- [About this task] Could you find each line of the data below that contains the word "icon" and copy those lines?

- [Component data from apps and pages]

=-=-=

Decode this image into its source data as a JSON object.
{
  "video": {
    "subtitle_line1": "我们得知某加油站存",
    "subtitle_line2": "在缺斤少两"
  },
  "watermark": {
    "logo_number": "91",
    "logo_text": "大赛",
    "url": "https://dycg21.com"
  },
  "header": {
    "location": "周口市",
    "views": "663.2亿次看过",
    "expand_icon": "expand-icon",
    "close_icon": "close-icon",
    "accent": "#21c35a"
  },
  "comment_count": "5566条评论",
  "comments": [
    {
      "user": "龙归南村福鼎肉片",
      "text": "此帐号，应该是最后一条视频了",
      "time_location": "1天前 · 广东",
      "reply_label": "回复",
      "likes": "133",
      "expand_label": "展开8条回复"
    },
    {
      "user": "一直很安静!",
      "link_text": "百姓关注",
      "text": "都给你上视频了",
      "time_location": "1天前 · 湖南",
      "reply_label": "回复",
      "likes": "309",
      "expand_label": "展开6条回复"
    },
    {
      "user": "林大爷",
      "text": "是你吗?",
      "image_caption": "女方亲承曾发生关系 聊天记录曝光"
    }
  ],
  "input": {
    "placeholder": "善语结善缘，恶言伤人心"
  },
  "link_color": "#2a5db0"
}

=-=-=

- [Solution]
    "expand_icon": "expand-icon",
    "close_icon": "close-icon",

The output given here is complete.